The bad news is that a rainstorm flooded the storeroom with the letters I wrote and for decades, mother assumed the letters had been ruined. The good news is that one day my sister opened a long-stored box and discovered a cache of letters from Arizona to Ohio.  So we now have a record of all those cute things our boys said and our own activities through the very busy 60s.

The letters from our parents and other relatives likewise seemed to disappear. Then we moved, and had stacks of boxes to deal with.  I opened a box that turned out to include treasures like this letter from my father, Paul Kaser, to our oldest son, on the occasion of his fifth birthday.

*In the letter he refers to F & R Lazarus Department Store, a fixture in our lives in Ohio as long as I could remember. The main store, in downtown Columbus, carried everything from refrigerators to gloves in eight stories of delights (Six above ground and two basements).

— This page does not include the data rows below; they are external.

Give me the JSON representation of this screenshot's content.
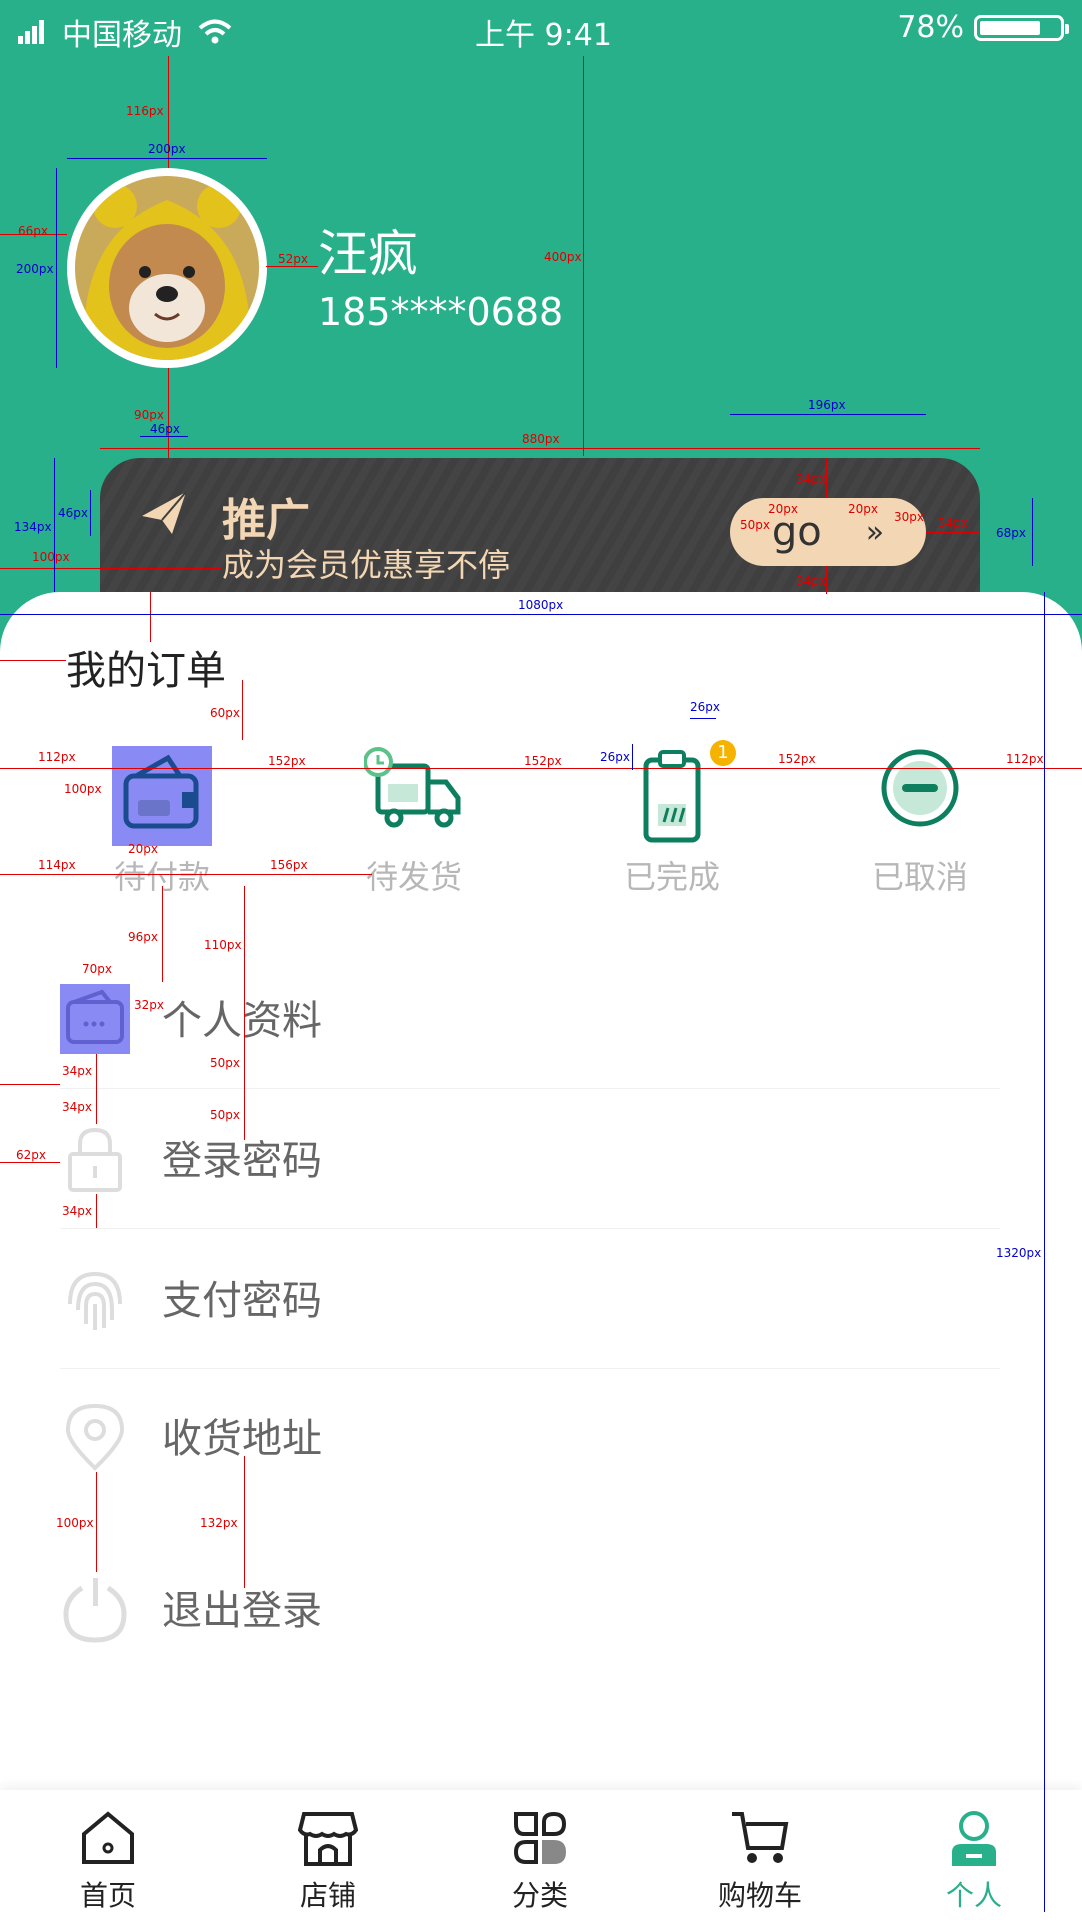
{
  "status_bar": {
    "carrier": "中国移动",
    "time": "上午 9:41",
    "battery": "78%",
    "battery_level": 0.78
  },
  "profile": {
    "name": "汪疯",
    "phone": "185****0688"
  },
  "promo": {
    "title": "推广",
    "subtitle": "成为会员优惠享不停",
    "button_label": "go"
  },
  "orders": {
    "title": "我的订单",
    "items": [
      {
        "label": "待付款"
      },
      {
        "label": "待发货"
      },
      {
        "label": "已完成",
        "badge": "1"
      },
      {
        "label": "已取消"
      }
    ]
  },
  "menu": [
    {
      "label": "个人资料",
      "icon": "wallet-icon"
    },
    {
      "label": "登录密码",
      "icon": "lock-icon"
    },
    {
      "label": "支付密码",
      "icon": "fingerprint-icon"
    },
    {
      "label": "收货地址",
      "icon": "location-icon"
    },
    {
      "label": "退出登录",
      "icon": "power-icon"
    }
  ],
  "tabbar": [
    {
      "label": "首页",
      "icon": "home-icon"
    },
    {
      "label": "店铺",
      "icon": "store-icon"
    },
    {
      "label": "分类",
      "icon": "category-icon"
    },
    {
      "label": "购物车",
      "icon": "cart-icon"
    },
    {
      "label": "个人",
      "icon": "person-icon",
      "active": true
    }
  ],
  "colors": {
    "primary": "#28b08a",
    "promo_bg": "#3f3f3f",
    "promo_text": "#f3d7b5",
    "badge": "#f5b300"
  },
  "annotations": {
    "red": [
      "116px",
      "66px",
      "52px",
      "400px",
      "90px",
      "880px",
      "34px",
      "20px",
      "50px",
      "30px",
      "54px",
      "100px",
      "60px",
      "112px",
      "152px",
      "152px",
      "152px",
      "112px",
      "100px",
      "20px",
      "114px",
      "156px",
      "96px",
      "110px",
      "70px",
      "32px",
      "34px",
      "34px",
      "62px",
      "34px",
      "50px",
      "50px",
      "100px",
      "132px",
      "34px",
      "20px"
    ],
    "blue": [
      "200px",
      "200px",
      "196px",
      "46px",
      "134px",
      "46px",
      "68px",
      "1080px",
      "26px",
      "26px",
      "1320px"
    ]
  }
}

Lazarus Department Store

F & R Lazarus, Columbus Ohio, in an earlier day.

Birthdays are Like Escalators

Paul Kaser, 325 Conklin Drive, Hilliard, Ohio 43026

Monday Sept. 12, 1966

Dear Butch,

Congratulations on your birthday. You have not had enough birthdays to know very much about them, so let me tell you. I’ve had plenty.

Birthdays are like an escalator. Remember when you were here and we went to Lazarus Department store. We went up and down in the store on those stairs that move. You step on and the stairs move up. Pretty soon your head gets high enough so that you can see out onto a new floor. Here there are different things than you saw on the floor you just left. It is like a whole new world with new things to see. And then you look around and see all these things and do all the things you are supposed to do on that floor and then back onto the stairs and up to another new floor and new things to see and do.

Now you can look back and see for yourself that this is true. A while back you became old enough to go to nursery school. Since then you have gone up on the escalator (stairs) of time and now you are on the Kindergarten floor. Another year and up another stair and you will be in regular school.

Then will come high school and college and each year when your head comes up so you can see around on the new floor you have reached you will see things and do things you never thought of before.

One thing is different about the birthday stairs than the escalator stairs. Every time you go up another birthday the stairs move faster instead of all being the same speed as they were in Lazarus. And you will find that you don’t have much time before the birthday stairs move you up another year.

Above all things when you have reached a new floor (birthday) with all the new experiences and things to do, you must get busy and do everything that is to be done in that department. Because you will never be back there again, so don’t miss anything. Your mother was very good at this and can tell you what I mean.

Well be good and say hi to mother, dad, Mike and Brent for me,

Love

Grandpa